→ **Required work**
Would you copy out each line of the records below that includes the word "Dublin"?

---------- The data ----------

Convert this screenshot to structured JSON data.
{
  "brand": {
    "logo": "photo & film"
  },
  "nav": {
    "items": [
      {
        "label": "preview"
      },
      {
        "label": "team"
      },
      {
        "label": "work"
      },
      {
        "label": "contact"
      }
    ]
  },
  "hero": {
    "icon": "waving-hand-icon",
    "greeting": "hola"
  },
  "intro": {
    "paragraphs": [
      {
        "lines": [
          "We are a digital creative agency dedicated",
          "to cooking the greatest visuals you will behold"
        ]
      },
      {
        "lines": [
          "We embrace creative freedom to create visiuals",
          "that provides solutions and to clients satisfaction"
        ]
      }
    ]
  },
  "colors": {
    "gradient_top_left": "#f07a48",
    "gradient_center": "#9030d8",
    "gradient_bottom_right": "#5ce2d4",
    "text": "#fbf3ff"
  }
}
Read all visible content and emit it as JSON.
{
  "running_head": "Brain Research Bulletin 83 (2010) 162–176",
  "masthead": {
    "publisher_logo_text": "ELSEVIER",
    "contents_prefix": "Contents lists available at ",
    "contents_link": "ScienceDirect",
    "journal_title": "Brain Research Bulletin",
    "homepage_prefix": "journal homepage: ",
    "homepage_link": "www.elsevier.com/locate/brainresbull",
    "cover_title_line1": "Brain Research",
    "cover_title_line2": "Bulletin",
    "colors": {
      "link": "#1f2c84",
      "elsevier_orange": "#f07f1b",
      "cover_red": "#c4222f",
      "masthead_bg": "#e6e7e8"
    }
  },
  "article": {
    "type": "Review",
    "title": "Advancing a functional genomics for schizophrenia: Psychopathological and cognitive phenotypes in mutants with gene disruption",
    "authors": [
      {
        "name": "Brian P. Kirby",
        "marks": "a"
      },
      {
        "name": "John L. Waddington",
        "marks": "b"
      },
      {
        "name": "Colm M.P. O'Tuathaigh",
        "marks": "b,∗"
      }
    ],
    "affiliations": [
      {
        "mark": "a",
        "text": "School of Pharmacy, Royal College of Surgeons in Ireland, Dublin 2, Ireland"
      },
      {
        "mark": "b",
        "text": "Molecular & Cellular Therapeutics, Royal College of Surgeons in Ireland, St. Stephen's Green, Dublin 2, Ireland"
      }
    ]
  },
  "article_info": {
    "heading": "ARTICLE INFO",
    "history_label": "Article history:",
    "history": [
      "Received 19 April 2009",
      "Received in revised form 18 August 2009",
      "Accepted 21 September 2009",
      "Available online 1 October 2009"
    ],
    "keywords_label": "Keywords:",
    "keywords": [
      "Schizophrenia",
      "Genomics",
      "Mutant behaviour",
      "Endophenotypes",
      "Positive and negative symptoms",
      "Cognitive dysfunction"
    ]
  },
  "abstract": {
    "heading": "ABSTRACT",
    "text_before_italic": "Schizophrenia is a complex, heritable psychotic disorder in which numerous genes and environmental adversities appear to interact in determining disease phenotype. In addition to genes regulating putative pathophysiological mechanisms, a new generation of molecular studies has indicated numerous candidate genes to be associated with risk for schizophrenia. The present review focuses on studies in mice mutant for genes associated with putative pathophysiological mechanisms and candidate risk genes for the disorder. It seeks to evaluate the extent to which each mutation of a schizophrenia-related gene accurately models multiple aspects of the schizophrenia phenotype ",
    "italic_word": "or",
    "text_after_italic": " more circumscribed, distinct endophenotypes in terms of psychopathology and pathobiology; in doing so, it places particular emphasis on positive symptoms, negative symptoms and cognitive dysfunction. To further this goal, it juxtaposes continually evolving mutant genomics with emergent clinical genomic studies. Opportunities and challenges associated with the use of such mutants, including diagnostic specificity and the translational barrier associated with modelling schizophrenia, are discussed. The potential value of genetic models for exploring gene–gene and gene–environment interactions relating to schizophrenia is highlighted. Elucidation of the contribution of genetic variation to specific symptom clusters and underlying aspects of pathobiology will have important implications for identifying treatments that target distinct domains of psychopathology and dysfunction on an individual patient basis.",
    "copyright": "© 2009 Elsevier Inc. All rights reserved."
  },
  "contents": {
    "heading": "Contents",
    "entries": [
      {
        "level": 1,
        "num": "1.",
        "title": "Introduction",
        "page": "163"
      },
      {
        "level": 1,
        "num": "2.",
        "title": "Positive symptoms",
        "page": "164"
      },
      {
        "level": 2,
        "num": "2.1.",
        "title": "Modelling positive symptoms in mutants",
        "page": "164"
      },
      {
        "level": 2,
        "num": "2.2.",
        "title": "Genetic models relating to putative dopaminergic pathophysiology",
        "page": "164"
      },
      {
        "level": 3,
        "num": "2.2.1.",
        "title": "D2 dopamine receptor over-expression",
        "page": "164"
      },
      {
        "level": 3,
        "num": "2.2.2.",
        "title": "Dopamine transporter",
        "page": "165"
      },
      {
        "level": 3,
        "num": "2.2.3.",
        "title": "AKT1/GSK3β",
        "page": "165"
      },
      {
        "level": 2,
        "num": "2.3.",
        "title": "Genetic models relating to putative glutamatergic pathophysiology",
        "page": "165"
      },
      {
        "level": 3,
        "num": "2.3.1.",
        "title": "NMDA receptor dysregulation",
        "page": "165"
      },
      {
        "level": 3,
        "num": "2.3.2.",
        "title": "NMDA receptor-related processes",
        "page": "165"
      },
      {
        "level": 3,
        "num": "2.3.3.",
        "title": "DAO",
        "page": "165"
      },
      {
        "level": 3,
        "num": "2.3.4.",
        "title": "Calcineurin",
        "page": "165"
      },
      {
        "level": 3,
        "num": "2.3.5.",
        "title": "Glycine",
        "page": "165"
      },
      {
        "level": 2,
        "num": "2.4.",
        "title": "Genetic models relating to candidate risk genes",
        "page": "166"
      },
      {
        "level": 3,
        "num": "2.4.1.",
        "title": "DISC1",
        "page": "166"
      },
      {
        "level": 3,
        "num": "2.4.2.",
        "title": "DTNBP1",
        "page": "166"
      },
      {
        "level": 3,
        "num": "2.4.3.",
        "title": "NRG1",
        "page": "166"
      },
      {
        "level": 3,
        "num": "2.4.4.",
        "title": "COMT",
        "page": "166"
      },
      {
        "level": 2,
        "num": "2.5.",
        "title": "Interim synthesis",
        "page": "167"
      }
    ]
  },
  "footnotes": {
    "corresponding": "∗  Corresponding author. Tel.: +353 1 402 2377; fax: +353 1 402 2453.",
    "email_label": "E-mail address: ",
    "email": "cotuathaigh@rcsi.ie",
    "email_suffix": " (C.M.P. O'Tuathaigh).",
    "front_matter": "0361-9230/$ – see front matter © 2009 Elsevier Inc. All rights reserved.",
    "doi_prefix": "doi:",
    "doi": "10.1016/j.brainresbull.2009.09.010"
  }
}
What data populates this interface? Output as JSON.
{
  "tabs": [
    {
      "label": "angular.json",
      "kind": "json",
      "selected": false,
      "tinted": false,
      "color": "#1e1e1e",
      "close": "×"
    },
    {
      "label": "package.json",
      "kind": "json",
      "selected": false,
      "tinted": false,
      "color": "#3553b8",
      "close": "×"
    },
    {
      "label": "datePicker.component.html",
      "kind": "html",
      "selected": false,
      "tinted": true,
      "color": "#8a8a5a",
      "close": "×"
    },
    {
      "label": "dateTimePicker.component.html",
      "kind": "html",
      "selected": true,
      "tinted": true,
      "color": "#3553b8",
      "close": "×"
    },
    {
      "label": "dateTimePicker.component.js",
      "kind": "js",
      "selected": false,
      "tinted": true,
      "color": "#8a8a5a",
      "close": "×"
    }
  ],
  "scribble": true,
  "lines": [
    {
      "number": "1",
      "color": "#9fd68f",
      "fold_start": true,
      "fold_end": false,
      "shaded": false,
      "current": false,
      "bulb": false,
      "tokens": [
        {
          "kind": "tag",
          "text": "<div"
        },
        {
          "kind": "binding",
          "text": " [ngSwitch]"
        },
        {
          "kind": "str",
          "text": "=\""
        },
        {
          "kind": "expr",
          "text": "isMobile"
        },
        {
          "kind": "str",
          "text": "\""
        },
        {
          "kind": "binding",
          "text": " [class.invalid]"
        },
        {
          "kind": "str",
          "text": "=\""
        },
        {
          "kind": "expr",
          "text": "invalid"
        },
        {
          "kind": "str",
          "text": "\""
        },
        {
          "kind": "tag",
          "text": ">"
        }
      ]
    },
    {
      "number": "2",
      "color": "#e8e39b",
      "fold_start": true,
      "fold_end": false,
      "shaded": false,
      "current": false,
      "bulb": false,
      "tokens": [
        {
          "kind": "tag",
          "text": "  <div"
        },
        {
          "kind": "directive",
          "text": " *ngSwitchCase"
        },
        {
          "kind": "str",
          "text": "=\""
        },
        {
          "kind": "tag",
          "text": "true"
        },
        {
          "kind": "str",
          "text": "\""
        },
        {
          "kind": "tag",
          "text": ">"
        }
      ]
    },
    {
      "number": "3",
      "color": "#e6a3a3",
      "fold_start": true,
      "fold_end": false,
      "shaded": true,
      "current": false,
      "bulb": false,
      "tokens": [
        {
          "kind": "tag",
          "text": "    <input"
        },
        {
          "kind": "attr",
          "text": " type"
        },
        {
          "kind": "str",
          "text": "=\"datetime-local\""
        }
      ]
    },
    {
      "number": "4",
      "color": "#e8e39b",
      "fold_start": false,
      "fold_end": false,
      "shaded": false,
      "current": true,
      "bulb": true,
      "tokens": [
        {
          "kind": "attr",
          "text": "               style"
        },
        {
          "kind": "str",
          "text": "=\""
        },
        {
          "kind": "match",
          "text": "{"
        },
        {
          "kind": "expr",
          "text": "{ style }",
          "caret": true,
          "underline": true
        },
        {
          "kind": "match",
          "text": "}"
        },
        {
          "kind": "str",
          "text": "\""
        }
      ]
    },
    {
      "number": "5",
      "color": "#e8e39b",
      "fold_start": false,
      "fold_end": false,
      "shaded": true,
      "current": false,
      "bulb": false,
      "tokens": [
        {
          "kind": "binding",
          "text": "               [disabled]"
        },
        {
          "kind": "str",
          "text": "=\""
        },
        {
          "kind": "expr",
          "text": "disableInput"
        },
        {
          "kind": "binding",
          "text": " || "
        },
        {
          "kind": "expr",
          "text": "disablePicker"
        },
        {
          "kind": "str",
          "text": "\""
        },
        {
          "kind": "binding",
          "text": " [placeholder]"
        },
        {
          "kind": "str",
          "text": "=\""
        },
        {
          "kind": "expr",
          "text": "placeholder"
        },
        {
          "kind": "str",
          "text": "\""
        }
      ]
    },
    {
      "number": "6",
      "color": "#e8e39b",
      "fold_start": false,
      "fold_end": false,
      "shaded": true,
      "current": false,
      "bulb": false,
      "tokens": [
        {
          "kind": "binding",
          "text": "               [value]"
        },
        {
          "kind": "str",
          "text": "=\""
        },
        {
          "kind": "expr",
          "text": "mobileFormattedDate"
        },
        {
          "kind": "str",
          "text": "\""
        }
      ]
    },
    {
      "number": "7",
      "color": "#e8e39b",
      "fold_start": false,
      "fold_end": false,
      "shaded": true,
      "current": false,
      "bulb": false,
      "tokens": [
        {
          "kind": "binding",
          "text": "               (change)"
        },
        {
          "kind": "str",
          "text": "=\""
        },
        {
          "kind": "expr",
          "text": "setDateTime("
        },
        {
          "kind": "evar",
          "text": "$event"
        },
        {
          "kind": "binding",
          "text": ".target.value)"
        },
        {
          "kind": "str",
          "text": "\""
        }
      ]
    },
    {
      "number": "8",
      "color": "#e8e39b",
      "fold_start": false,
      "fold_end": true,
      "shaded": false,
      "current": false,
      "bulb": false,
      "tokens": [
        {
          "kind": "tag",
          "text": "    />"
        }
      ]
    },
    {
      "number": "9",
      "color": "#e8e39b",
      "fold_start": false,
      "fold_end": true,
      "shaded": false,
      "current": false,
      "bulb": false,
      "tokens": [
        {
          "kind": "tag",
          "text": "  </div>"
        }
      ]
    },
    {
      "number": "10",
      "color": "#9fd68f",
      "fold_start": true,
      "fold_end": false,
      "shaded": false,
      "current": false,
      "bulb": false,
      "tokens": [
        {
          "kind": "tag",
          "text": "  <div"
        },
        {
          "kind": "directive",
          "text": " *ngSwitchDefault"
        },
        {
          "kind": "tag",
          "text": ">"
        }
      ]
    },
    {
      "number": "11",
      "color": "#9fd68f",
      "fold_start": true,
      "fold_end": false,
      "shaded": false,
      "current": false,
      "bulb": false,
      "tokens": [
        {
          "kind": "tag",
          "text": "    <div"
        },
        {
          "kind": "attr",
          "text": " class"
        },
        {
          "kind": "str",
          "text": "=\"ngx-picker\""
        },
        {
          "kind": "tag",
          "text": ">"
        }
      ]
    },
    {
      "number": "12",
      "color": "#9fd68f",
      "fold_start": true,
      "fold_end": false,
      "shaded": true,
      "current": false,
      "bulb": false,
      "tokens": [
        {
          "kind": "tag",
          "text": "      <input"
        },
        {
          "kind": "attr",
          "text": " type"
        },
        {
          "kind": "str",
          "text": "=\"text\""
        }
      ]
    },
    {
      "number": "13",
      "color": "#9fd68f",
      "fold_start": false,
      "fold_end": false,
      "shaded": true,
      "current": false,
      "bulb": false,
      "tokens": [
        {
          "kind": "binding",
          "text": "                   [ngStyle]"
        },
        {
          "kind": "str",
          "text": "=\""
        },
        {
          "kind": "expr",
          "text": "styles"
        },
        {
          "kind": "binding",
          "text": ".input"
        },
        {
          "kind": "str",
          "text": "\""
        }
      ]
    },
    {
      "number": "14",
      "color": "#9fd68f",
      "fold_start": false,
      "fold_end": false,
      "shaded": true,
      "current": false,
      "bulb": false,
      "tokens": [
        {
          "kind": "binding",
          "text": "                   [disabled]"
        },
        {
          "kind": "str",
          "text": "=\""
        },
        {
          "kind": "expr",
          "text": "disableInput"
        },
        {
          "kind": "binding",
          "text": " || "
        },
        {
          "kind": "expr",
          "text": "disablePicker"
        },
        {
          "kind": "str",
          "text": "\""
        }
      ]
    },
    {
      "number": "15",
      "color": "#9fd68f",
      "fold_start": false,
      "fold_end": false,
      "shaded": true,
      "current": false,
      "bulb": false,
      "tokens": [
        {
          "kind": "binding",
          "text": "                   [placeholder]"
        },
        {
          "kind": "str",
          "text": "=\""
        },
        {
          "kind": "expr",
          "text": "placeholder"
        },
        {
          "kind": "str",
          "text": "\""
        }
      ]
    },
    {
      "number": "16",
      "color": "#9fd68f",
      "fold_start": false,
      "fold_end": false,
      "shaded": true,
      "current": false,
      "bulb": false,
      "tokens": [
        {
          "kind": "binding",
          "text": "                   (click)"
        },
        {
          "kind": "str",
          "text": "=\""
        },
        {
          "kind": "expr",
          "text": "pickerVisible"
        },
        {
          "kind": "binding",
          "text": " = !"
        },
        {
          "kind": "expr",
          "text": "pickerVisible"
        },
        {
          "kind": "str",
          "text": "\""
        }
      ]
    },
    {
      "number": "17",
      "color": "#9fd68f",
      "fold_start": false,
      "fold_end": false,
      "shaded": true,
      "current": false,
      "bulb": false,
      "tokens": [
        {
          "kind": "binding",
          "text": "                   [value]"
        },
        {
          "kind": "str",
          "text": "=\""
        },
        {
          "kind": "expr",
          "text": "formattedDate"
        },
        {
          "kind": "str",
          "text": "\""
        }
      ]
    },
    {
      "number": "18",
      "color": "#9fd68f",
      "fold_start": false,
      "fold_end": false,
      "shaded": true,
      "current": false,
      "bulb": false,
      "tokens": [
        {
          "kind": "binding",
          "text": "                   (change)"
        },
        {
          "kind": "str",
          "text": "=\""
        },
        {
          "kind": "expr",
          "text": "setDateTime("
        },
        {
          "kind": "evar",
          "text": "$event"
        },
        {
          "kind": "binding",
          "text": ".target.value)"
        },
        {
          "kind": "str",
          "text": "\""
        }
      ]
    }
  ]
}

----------

→ **Exercise output**
        "text": "School of Pharmacy, Royal College of Surgeons in Ireland, Dublin 2, Ireland"
        "text": "Molecular & Cellular Therapeutics, Royal College of Surgeons in Ireland, St. Stephen's Green, Dublin 2, Ireland"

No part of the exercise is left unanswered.